  • 7:30 p.m. Nov. 22 and 23 at the Kirkland Performance Center, 350 Kirkland Ave., Kirkland; $17 to $35; 425-893-9900; warrenmiller.com/events

Banff Mountain Film Festival World Tour

The famous Banff Mountain Film Festival returns to Benaroya Hall for local screenings hosted by The Mountaineers. Expect a global showcase with slacklining, mountain biking, snowboarding, surfing, ice climbing, paddleboarding, rock climbing and adapted mountain sports. In short: something for everyone. In addition to the breathtaking mountain landscapes, several films address the environmental management of wild places.

Screenings at 7 p.m. Dec. 7 and 8 at Benaroya Hall, 200 University St., Seattle; $26 to $36; 206-215-4800; seattlesymphony.org

Available for digital rental for $15 from mid-December through watch.banffcentre.ca/banffondemand

“The Dark Division”

As fair-weather riders pack up their bikes for the season, the Rapha Clubhouse will broadcast “The Dark Division“, a 2020 film co-produced by REI Co-op Studios starring David Cross as Robert Pyle, a butterfly expert who mourns the loss of his wife with an unfortunate hike through the Gifford Pinchot National Forest in Washington.

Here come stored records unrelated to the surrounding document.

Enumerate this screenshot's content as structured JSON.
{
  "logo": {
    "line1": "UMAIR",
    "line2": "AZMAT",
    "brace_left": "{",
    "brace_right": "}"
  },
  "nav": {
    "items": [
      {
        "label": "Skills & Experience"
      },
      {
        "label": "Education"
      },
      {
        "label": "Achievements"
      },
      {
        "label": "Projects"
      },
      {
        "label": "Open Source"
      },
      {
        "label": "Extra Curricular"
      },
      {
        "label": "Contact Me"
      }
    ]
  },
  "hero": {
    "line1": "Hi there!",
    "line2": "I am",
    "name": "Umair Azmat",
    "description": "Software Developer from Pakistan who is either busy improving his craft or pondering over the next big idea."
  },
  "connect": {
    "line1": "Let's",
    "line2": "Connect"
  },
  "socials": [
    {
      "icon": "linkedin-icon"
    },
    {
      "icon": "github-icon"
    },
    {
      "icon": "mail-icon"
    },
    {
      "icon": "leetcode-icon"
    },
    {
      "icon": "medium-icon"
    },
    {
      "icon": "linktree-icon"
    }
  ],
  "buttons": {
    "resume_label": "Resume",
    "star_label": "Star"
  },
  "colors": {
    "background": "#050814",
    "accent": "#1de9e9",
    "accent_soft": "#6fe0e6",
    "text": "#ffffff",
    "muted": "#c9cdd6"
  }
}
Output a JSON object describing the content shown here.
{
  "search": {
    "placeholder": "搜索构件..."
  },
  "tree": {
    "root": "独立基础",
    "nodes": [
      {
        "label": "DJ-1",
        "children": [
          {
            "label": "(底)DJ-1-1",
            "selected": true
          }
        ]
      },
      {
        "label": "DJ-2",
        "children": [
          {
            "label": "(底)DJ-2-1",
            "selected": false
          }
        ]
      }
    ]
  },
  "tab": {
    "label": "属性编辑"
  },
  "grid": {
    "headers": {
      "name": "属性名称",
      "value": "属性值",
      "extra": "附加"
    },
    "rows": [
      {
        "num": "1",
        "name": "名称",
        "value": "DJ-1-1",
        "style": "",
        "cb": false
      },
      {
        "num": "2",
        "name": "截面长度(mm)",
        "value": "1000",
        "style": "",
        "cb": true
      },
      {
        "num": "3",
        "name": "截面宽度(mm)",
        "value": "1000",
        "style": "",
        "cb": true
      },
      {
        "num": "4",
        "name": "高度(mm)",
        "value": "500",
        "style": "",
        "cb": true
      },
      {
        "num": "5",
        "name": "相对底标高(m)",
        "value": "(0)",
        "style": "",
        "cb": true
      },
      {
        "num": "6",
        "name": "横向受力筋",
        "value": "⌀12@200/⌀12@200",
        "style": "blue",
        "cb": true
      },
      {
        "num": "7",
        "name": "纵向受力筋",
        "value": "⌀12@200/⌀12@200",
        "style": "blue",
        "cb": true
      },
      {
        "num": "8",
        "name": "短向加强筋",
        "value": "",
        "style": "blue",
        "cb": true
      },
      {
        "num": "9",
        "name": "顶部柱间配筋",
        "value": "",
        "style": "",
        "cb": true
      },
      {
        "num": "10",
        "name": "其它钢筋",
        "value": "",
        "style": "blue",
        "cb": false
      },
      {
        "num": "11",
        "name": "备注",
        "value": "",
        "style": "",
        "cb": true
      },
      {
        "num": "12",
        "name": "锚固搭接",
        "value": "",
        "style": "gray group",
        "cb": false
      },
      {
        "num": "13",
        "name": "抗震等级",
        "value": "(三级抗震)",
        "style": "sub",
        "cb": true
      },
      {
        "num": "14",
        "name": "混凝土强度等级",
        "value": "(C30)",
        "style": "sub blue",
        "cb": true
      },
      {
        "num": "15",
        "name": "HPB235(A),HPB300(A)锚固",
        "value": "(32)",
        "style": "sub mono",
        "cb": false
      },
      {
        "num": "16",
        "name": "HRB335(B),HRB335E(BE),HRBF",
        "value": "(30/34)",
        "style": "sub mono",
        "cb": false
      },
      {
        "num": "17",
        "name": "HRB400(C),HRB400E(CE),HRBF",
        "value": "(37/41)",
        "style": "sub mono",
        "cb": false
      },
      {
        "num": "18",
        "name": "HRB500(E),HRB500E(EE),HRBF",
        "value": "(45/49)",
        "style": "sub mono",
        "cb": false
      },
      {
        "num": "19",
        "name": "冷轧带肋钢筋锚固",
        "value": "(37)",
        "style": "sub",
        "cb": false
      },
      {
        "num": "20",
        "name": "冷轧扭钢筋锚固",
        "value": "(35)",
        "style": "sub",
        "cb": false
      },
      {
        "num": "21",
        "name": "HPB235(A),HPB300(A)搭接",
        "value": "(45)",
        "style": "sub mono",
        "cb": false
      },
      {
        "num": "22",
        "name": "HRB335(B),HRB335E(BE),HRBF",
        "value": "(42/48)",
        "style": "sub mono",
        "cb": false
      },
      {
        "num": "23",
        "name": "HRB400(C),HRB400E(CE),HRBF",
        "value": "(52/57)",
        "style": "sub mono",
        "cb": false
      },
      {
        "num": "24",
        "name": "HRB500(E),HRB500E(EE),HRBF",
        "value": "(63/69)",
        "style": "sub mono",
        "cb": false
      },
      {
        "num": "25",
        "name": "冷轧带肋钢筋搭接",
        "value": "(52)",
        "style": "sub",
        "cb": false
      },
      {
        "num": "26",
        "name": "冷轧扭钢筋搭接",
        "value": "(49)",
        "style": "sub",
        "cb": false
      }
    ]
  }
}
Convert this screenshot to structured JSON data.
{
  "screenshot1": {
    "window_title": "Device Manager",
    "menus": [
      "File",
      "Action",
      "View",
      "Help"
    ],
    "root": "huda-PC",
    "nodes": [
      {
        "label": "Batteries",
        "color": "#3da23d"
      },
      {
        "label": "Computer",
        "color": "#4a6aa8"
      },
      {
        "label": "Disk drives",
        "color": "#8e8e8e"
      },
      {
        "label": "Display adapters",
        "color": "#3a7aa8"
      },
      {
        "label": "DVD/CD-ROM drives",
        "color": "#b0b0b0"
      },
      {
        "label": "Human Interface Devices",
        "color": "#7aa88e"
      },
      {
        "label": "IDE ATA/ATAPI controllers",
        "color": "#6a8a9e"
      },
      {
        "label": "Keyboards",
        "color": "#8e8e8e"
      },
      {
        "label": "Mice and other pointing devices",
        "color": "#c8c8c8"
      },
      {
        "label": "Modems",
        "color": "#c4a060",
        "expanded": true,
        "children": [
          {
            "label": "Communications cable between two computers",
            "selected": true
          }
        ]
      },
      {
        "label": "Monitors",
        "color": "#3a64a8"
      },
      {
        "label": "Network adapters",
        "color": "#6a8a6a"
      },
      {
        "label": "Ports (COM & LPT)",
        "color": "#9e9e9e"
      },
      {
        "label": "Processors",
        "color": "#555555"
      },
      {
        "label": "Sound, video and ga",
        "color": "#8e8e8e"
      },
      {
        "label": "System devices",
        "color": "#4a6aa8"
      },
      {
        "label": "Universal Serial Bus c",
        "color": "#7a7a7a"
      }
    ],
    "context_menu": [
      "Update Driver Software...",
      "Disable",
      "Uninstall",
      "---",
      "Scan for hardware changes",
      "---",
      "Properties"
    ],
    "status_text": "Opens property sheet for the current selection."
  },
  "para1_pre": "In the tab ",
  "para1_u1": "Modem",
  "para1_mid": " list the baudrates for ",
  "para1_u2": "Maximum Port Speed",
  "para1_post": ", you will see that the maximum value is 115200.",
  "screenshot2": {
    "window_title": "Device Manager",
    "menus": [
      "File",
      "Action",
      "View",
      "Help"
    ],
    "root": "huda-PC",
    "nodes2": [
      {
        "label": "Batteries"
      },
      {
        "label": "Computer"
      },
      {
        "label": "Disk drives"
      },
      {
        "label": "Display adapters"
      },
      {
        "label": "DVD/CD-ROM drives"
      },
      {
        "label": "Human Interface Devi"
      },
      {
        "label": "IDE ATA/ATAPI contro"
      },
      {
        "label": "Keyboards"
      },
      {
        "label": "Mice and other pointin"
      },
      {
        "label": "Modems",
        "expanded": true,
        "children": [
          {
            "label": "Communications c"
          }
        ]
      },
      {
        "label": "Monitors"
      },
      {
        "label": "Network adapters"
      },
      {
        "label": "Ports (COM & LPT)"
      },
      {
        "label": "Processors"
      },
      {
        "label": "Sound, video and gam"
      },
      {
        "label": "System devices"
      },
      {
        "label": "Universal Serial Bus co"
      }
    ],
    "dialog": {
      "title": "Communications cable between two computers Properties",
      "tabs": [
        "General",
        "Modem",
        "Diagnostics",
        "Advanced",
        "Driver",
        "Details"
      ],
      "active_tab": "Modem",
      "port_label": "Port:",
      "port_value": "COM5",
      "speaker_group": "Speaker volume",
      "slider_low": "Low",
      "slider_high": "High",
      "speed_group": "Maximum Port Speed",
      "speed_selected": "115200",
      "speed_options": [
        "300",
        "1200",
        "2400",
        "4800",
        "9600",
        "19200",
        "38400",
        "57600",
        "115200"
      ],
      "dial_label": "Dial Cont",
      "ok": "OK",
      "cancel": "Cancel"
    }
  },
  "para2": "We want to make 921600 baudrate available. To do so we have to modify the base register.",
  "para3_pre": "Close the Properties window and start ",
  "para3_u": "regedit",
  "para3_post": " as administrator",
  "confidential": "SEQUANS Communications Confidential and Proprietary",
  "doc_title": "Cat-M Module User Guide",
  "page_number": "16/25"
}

It’s not a movie about cycling, but it will make you cry the end of the riding season.

Screening at 6 p.m. Nov. 30 at Rapha Clubhouse, 301 E. Pine St., Seattle; free; 206-420-1810; rapha.cc/seattle